Work task — Copy out the records that follow, leaving every character as it is.

== Segment start ==

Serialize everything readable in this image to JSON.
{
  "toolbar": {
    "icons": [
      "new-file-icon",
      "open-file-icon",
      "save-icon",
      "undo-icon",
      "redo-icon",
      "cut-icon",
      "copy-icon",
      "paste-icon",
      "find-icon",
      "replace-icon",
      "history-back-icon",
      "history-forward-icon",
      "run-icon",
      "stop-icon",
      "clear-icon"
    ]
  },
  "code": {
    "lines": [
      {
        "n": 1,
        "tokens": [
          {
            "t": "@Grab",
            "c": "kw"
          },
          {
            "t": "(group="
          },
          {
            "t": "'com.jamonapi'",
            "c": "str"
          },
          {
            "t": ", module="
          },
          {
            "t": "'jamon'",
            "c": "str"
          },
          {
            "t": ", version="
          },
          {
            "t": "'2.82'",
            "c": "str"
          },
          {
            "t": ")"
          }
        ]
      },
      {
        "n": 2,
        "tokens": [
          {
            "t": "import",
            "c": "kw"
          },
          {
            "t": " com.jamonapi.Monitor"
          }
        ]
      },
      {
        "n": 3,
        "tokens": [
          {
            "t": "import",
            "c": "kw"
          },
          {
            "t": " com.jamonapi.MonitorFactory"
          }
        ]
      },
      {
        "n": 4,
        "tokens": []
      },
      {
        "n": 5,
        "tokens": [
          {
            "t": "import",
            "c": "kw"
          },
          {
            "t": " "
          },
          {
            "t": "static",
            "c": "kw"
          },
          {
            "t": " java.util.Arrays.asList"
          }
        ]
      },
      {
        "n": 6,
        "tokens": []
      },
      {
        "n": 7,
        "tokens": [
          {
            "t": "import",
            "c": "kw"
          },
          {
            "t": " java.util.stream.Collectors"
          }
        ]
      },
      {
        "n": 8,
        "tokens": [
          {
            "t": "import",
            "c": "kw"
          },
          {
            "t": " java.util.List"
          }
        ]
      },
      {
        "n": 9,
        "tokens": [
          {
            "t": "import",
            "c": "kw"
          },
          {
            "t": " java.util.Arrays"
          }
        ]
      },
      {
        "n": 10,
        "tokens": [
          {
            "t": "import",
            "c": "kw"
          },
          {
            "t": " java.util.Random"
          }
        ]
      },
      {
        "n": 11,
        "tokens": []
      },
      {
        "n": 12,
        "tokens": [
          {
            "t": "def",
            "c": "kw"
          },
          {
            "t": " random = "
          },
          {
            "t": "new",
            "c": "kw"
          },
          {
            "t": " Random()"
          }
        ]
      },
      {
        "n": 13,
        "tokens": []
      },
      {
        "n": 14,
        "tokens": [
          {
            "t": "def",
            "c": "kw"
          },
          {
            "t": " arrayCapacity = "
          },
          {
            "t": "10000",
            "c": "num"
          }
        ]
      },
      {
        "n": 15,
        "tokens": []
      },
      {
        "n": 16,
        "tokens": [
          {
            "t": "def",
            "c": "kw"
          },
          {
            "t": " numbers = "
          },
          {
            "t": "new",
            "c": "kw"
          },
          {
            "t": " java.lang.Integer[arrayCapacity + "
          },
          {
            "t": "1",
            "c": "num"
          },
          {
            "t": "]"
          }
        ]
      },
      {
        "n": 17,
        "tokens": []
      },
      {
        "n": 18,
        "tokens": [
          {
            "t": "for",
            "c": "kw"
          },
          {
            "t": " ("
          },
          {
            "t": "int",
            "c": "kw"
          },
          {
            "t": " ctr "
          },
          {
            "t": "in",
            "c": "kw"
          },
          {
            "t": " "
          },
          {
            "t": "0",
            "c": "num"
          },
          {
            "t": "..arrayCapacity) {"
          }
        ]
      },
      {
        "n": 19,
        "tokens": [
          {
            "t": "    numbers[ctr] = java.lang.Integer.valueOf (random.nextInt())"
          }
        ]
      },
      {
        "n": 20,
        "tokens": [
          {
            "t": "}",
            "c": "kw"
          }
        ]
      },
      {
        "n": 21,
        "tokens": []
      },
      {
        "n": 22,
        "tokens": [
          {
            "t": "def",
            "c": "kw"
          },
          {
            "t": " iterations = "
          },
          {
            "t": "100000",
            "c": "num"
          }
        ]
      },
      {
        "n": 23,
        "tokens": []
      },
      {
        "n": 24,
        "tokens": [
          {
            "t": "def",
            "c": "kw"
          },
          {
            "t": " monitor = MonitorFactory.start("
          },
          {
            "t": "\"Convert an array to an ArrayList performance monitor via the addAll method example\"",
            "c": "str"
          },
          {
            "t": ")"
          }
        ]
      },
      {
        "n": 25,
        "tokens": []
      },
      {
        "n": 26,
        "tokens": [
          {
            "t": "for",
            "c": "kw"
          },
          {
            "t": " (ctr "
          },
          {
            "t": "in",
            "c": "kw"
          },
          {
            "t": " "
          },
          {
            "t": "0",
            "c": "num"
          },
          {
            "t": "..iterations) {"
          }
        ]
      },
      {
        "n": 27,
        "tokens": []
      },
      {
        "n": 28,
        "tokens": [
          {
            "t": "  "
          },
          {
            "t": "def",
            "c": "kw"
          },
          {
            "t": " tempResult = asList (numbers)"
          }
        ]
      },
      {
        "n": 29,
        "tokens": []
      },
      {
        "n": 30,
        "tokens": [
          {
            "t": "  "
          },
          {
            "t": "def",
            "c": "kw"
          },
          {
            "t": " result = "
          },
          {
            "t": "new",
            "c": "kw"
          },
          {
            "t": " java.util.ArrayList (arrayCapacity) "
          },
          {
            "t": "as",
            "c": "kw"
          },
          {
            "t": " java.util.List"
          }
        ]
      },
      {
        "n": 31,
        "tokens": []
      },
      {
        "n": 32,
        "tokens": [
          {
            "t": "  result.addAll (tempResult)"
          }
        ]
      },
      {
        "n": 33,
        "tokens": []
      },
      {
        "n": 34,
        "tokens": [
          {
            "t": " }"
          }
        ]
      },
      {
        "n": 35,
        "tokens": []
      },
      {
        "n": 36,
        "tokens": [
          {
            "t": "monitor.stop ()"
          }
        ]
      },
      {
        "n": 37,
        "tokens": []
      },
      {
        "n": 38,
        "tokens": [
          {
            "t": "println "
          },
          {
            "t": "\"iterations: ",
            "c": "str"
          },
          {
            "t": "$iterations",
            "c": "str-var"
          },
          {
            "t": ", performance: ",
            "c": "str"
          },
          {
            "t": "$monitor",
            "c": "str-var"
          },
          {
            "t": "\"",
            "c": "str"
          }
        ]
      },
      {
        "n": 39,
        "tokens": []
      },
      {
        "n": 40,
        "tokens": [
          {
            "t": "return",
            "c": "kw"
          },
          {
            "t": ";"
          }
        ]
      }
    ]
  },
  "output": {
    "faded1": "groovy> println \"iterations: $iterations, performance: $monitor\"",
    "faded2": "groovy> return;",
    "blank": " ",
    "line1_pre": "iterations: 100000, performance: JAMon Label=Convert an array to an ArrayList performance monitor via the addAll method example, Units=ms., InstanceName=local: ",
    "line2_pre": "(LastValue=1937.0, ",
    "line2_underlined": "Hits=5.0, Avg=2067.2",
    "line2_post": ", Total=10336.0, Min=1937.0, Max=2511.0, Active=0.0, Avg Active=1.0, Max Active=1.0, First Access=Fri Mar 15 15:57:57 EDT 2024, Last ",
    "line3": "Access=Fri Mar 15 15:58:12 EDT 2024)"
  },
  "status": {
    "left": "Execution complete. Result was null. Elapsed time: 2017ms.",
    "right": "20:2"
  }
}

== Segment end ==

Reply to the exercise —
Serialize everything readable in this image to JSON.
{
  "toolbar": {
    "icons": [
      "new-file-icon",
      "open-file-icon",
      "save-icon",
      "undo-icon",
      "redo-icon",
      "cut-icon",
      "copy-icon",
      "paste-icon",
      "find-icon",
      "replace-icon",
      "history-back-icon",
      "history-forward-icon",
      "run-icon",
      "stop-icon",
      "clear-icon"
    ]
  },
  "code": {
    "lines": [
      {
        "n": 1,
        "tokens": [
          {
            "t": "@Grab",
            "c": "kw"
          },
          {
            "t": "(group="
          },
          {
            "t": "'com.jamonapi'",
            "c": "str"
          },
          {
            "t": ", module="
          },
          {
            "t": "'jamon'",
            "c": "str"
          },
          {
            "t": ", version="
          },
          {
            "t": "'2.82'",
            "c": "str"
          },
          {
            "t": ")"
          }
        ]
      },
      {
        "n": 2,
        "tokens": [
          {
            "t": "import",
            "c": "kw"
          },
          {
            "t": " com.jamonapi.Monitor"
          }
        ]
      },
      {
        "n": 3,
        "tokens": [
          {
            "t": "import",
            "c": "kw"
          },
          {
            "t": " com.jamonapi.MonitorFactory"
          }
        ]
      },
      {
        "n": 4,
        "tokens": []
      },
      {
        "n": 5,
        "tokens": [
          {
            "t": "import",
            "c": "kw"
          },
          {
            "t": " "
          },
          {
            "t": "static",
            "c": "kw"
          },
          {
            "t": " java.util.Arrays.asList"
          }
        ]
      },
      {
        "n": 6,
        "tokens": []
      },
      {
        "n": 7,
        "tokens": [
          {
            "t": "import",
            "c": "kw"
          },
          {
            "t": " java.util.stream.Collectors"
          }
        ]
      },
      {
        "n": 8,
        "tokens": [
          {
            "t": "import",
            "c": "kw"
          },
          {
            "t": " java.util.List"
          }
        ]
      },
      {
        "n": 9,
        "tokens": [
          {
            "t": "import",
            "c": "kw"
          },
          {
            "t": " java.util.Arrays"
          }
        ]
      },
      {
        "n": 10,
        "tokens": [
          {
            "t": "import",
            "c": "kw"
          },
          {
            "t": " java.util.Random"
          }
        ]
      },
      {
        "n": 11,
        "tokens": []
      },
      {
        "n": 12,
        "tokens": [
          {
            "t": "def",
            "c": "kw"
          },
          {
            "t": " random = "
          },
          {
            "t": "new",
            "c": "kw"
          },
          {
            "t": " Random()"
          }
        ]
      },
      {
        "n": 13,
        "tokens": []
      },
      {
        "n": 14,
        "tokens": [
          {
            "t": "def",
            "c": "kw"
          },
          {
            "t": " arrayCapacity = "
          },
          {
            "t": "10000",
            "c": "num"
          }
        ]
      },
      {
        "n": 15,
        "tokens": []
      },
      {
        "n": 16,
        "tokens": [
          {
            "t": "def",
            "c": "kw"
          },
          {
            "t": " numbers = "
          },
          {
            "t": "new",
            "c": "kw"
          },
          {
            "t": " java.lang.Integer[arrayCapacity + "
          },
          {
            "t": "1",
            "c": "num"
          },
          {
            "t": "]"
          }
        ]
      },
      {
        "n": 17,
        "tokens": []
      },
      {
        "n": 18,
        "tokens": [
          {
            "t": "for",
            "c": "kw"
          },
          {
            "t": " ("
          },
          {
            "t": "int",
            "c": "kw"
          },
          {
            "t": " ctr "
          },
          {
            "t": "in",
            "c": "kw"
          },
          {
            "t": " "
          },
          {
            "t": "0",
            "c": "num"
          },
          {
            "t": "..arrayCapacity) {"
          }
        ]
      },
      {
        "n": 19,
        "tokens": [
          {
            "t": "    numbers[ctr] = java.lang.Integer.valueOf (random.nextInt())"
          }
        ]
      },
      {
        "n": 20,
        "tokens": [
          {
            "t": "}",
            "c": "kw"
          }
        ]
      },
      {
        "n": 21,
        "tokens": []
      },
      {
        "n": 22,
        "tokens": [
          {
            "t": "def",
            "c": "kw"
          },
          {
            "t": " iterations = "
          },
          {
            "t": "100000",
            "c": "num"
          }
        ]
      },
      {
        "n": 23,
        "tokens": []
      },
      {
        "n": 24,
        "tokens": [
          {
            "t": "def",
            "c": "kw"
          },
          {
            "t": " monitor = MonitorFactory.start("
          },
          {
            "t": "\"Convert an array to an ArrayList performance monitor via the addAll method example\"",
            "c": "str"
          },
          {
            "t": ")"
          }
        ]
      },
      {
        "n": 25,
        "tokens": []
      },
      {
        "n": 26,
        "tokens": [
          {
            "t": "for",
            "c": "kw"
          },
          {
            "t": " (ctr "
          },
          {
            "t": "in",
            "c": "kw"
          },
          {
            "t": " "
          },
          {
            "t": "0",
            "c": "num"
          },
          {
            "t": "..iterations) {"
          }
        ]
      },
      {
        "n": 27,
        "tokens": []
      },
      {
        "n": 28,
        "tokens": [
          {
            "t": "  "
          },
          {
            "t": "def",
            "c": "kw"
          },
          {
            "t": " tempResult = asList (numbers)"
          }
        ]
      },
      {
        "n": 29,
        "tokens": []
      },
      {
        "n": 30,
        "tokens": [
          {
            "t": "  "
          },
          {
            "t": "def",
            "c": "kw"
          },
          {
            "t": " result = "
          },
          {
            "t": "new",
            "c": "kw"
          },
          {
            "t": " java.util.ArrayList (arrayCapacity) "
          },
          {
            "t": "as",
            "c": "kw"
          },
          {
            "t": " java.util.List"
          }
        ]
      },
      {
        "n": 31,
        "tokens": []
      },
      {
        "n": 32,
        "tokens": [
          {
            "t": "  result.addAll (tempResult)"
          }
        ]
      },
      {
        "n": 33,
        "tokens": []
      },
      {
        "n": 34,
        "tokens": [
          {
            "t": " }"
          }
        ]
      },
      {
        "n": 35,
        "tokens": []
      },
      {
        "n": 36,
        "tokens": [
          {
            "t": "monitor.stop ()"
          }
        ]
      },
      {
        "n": 37,
        "tokens": []
      },
      {
        "n": 38,
        "tokens": [
          {
            "t": "println "
          },
          {
            "t": "\"iterations: ",
            "c": "str"
          },
          {
            "t": "$iterations",
            "c": "str-var"
          },
          {
            "t": ", performance: ",
            "c": "str"
          },
          {
            "t": "$monitor",
            "c": "str-var"
          },
          {
            "t": "\"",
            "c": "str"
          }
        ]
      },
      {
        "n": 39,
        "tokens": []
      },
      {
        "n": 40,
        "tokens": [
          {
            "t": "return",
            "c": "kw"
          },
          {
            "t": ";"
          }
        ]
      }
    ]
  },
  "output": {
    "faded1": "groovy> println \"iterations: $iterations, performance: $monitor\"",
    "faded2": "groovy> return;",
    "blank": " ",
    "line1_pre": "iterations: 100000, performance: JAMon Label=Convert an array to an ArrayList performance monitor via the addAll method example, Units=ms., InstanceName=local: ",
    "line2_pre": "(LastValue=1937.0, ",
    "line2_underlined": "Hits=5.0, Avg=2067.2",
    "line2_post": ", Total=10336.0, Min=1937.0, Max=2511.0, Active=0.0, Avg Active=1.0, Max Active=1.0, First Access=Fri Mar 15 15:57:57 EDT 2024, Last ",
    "line3": "Access=Fri Mar 15 15:58:12 EDT 2024)"
  },
  "status": {
    "left": "Execution complete. Result was null. Elapsed time: 2017ms.",
    "right": "20:2"
  }
}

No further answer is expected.